I couldn't have been more wrong. Last night, Kerkorian and Tracinda said more than 65 million shares were tendered by any number of investors. This means Tracinda is on the hook to buy 5 million shares and Kerkorian 10 million for $16 apiece. The deals, once closed, will bring their combined ownership of Metro-Goldwyn-Mayer (MGM) to 73% from 67%.
While $16 represented a hefty 26% premium on the day before the offer was announced, by the time it commenced in late August, the shares were trading above $14. From that point, they never traded below $14.30 again, and some investors (toward the end, when it was reasonable to conclude that the deal would not be called off) paid more than $15.50.

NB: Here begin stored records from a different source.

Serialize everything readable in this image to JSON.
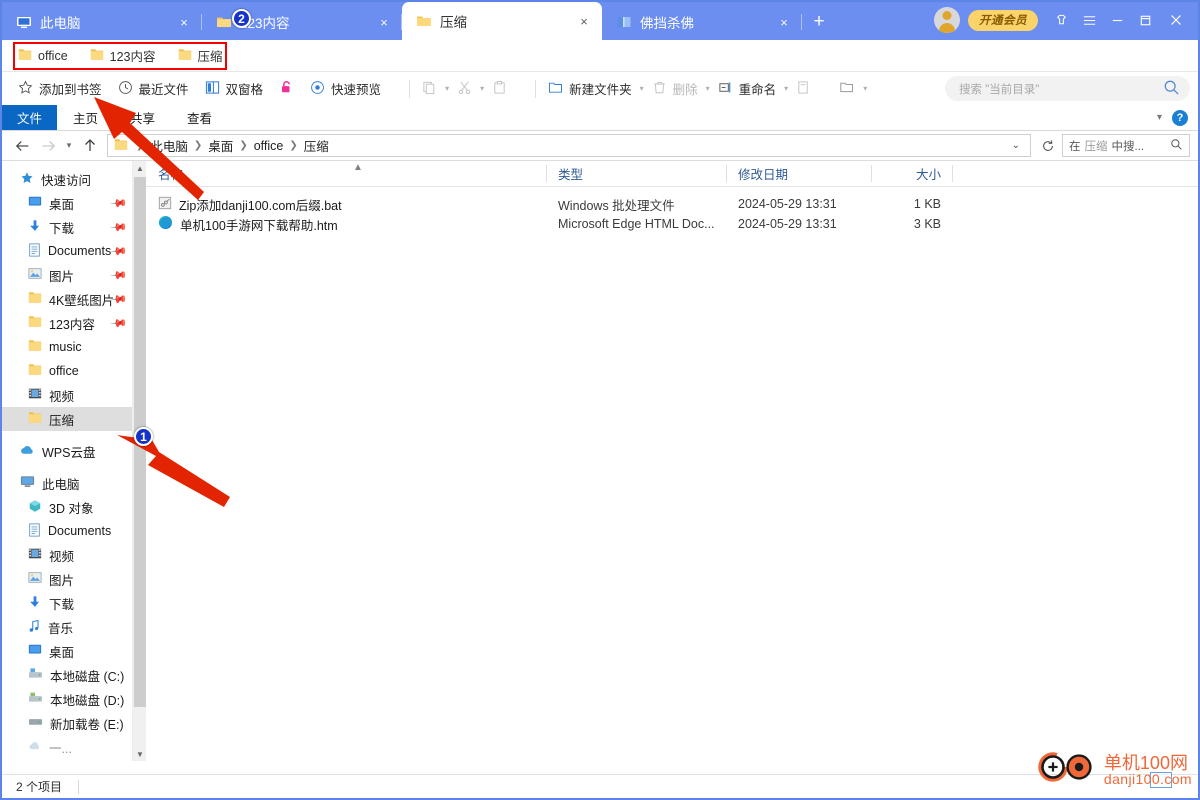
{
  "window": {
    "tabs": [
      {
        "title": "此电脑",
        "icon": "computer-icon",
        "active": false
      },
      {
        "title": "123内容",
        "icon": "folder-icon",
        "active": false
      },
      {
        "title": "压缩",
        "icon": "folder-icon",
        "active": true
      },
      {
        "title": "佛挡杀佛",
        "icon": "dual-pane-icon",
        "active": false
      }
    ],
    "new_tab_label": "+",
    "close_label": "×",
    "vip_label": "开通会员",
    "controls": {
      "shirt": "⌂",
      "menu": "☰",
      "minimize": "—",
      "maximize": "❐",
      "close": "✕"
    },
    "titlebar_color": "#6b8ef0"
  },
  "bookmarks": {
    "items": [
      {
        "label": "office"
      },
      {
        "label": "123内容"
      },
      {
        "label": "压缩"
      }
    ],
    "highlight_color": "#f40000"
  },
  "annotations": {
    "badge1": "1",
    "badge2": "2",
    "badge_color": "#1633c8",
    "arrow_color": "#e32400"
  },
  "quick_toolbar": {
    "items": [
      {
        "label": "添加到书签",
        "icon": "star-icon",
        "dim": false
      },
      {
        "label": "最近文件",
        "icon": "clock-icon",
        "dim": false
      },
      {
        "label": "双窗格",
        "icon": "dual-pane-icon",
        "dim": false
      },
      {
        "label": "",
        "icon": "unlock-icon",
        "dim": false
      },
      {
        "label": "快速预览",
        "icon": "preview-eye-icon",
        "dim": false
      }
    ],
    "clipboard_items": [
      {
        "icon": "copy-icon",
        "dim": true
      },
      {
        "icon": "cut-icon",
        "dim": true
      },
      {
        "icon": "paste-icon",
        "dim": true
      }
    ],
    "actions": [
      {
        "label": "新建文件夹",
        "icon": "new-folder-icon",
        "dim": false
      },
      {
        "label": "删除",
        "icon": "trash-icon",
        "dim": true
      },
      {
        "label": "重命名",
        "icon": "rename-icon",
        "dim": false
      }
    ],
    "search": {
      "placeholder": "搜索 \"当前目录\"",
      "icon": "search-icon"
    }
  },
  "ribbon": {
    "tabs": [
      {
        "label": "文件",
        "active": true
      },
      {
        "label": "主页",
        "active": false
      },
      {
        "label": "共享",
        "active": false
      },
      {
        "label": "查看",
        "active": false
      }
    ],
    "collapse_icon": "chevron-down-icon",
    "help_label": "?"
  },
  "address_bar": {
    "back_icon": "back-arrow-icon",
    "forward_icon": "forward-arrow-icon",
    "history_icon": "chevron-down-icon",
    "up_icon": "up-arrow-icon",
    "breadcrumbs": [
      "此电脑",
      "桌面",
      "office",
      "压缩"
    ],
    "dropdown_icon": "chevron-down-icon",
    "refresh_icon": "refresh-icon",
    "folder_search": {
      "prefix": "在",
      "target": "压缩",
      "suffix": "中搜...",
      "icon": "search-icon"
    }
  },
  "navigation": {
    "sections": [
      {
        "header": {
          "label": "快速访问",
          "icon": "star-pin-icon"
        },
        "items": [
          {
            "label": "桌面",
            "icon": "desktop-icon",
            "pinned": true
          },
          {
            "label": "下载",
            "icon": "download-icon",
            "pinned": true
          },
          {
            "label": "Documents",
            "icon": "documents-icon",
            "pinned": true
          },
          {
            "label": "图片",
            "icon": "pictures-icon",
            "pinned": true
          },
          {
            "label": "4K壁纸图片",
            "icon": "folder-icon",
            "pinned": true
          },
          {
            "label": "123内容",
            "icon": "folder-icon",
            "pinned": true
          },
          {
            "label": "music",
            "icon": "folder-icon",
            "pinned": false
          },
          {
            "label": "office",
            "icon": "folder-icon",
            "pinned": false
          },
          {
            "label": "视频",
            "icon": "video-icon",
            "pinned": false
          },
          {
            "label": "压缩",
            "icon": "folder-icon",
            "pinned": false,
            "selected": true
          }
        ]
      },
      {
        "header": {
          "label": "WPS云盘",
          "icon": "cloud-icon"
        },
        "items": []
      },
      {
        "header": {
          "label": "此电脑",
          "icon": "computer-icon"
        },
        "items": [
          {
            "label": "3D 对象",
            "icon": "3d-object-icon"
          },
          {
            "label": "Documents",
            "icon": "documents-icon"
          },
          {
            "label": "视频",
            "icon": "video-icon"
          },
          {
            "label": "图片",
            "icon": "pictures-icon"
          },
          {
            "label": "下载",
            "icon": "download-icon"
          },
          {
            "label": "音乐",
            "icon": "music-icon"
          },
          {
            "label": "桌面",
            "icon": "desktop-icon"
          },
          {
            "label": "本地磁盘 (C:)",
            "icon": "system-drive-icon"
          },
          {
            "label": "本地磁盘 (D:)",
            "icon": "drive-icon"
          },
          {
            "label": "新加载卷 (E:)",
            "icon": "drive-icon"
          }
        ]
      }
    ]
  },
  "file_list": {
    "columns": [
      {
        "label": "名称",
        "key": "name"
      },
      {
        "label": "类型",
        "key": "type"
      },
      {
        "label": "修改日期",
        "key": "date"
      },
      {
        "label": "大小",
        "key": "size"
      }
    ],
    "sort_indicator": "▲",
    "rows": [
      {
        "name": "Zip添加danji100.com后缀.bat",
        "icon": "bat-file-icon",
        "type": "Windows 批处理文件",
        "date": "2024-05-29 13:31",
        "size": "1 KB"
      },
      {
        "name": "单机100手游网下载帮助.htm",
        "icon": "edge-html-icon",
        "type": "Microsoft Edge HTML Doc...",
        "date": "2024-05-29 13:31",
        "size": "3 KB"
      }
    ]
  },
  "status_bar": {
    "count_label": "2 个项目"
  },
  "watermark": {
    "line1": "单机100网",
    "line2": "danji100.com",
    "color": "#f0683a"
  }
}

As a result, few -- if any -- locked in that 26% premium. Yet, it's also true that investors who bought in the early part of the year stood to make a pretty little penny. I can understand the temptation to take home, say, a 60% gain in seven months despite the tax advantages of holding for a year or more.
But there were reasons (besides the strong run up this year) to hang on. The company generates strong cash flow, and activist investor Kerkorian's attention has prompted management to investigate uses for its cash hoard -- perhaps including a buyback or a tender offer of its own.
In the end, however, investors representing approximately one-fourth of the shares outstanding -- which includes those held by management, though they aren't generally part of the float -- decided they didn't care to see what would happen next. That the shares ticked slightly downward this morning supports that notion.
You've got to admit: The enthusiastic response to the tender sure looks like an investor vote of "no confidence" in MGM management -- whether it is justified remains to be seen.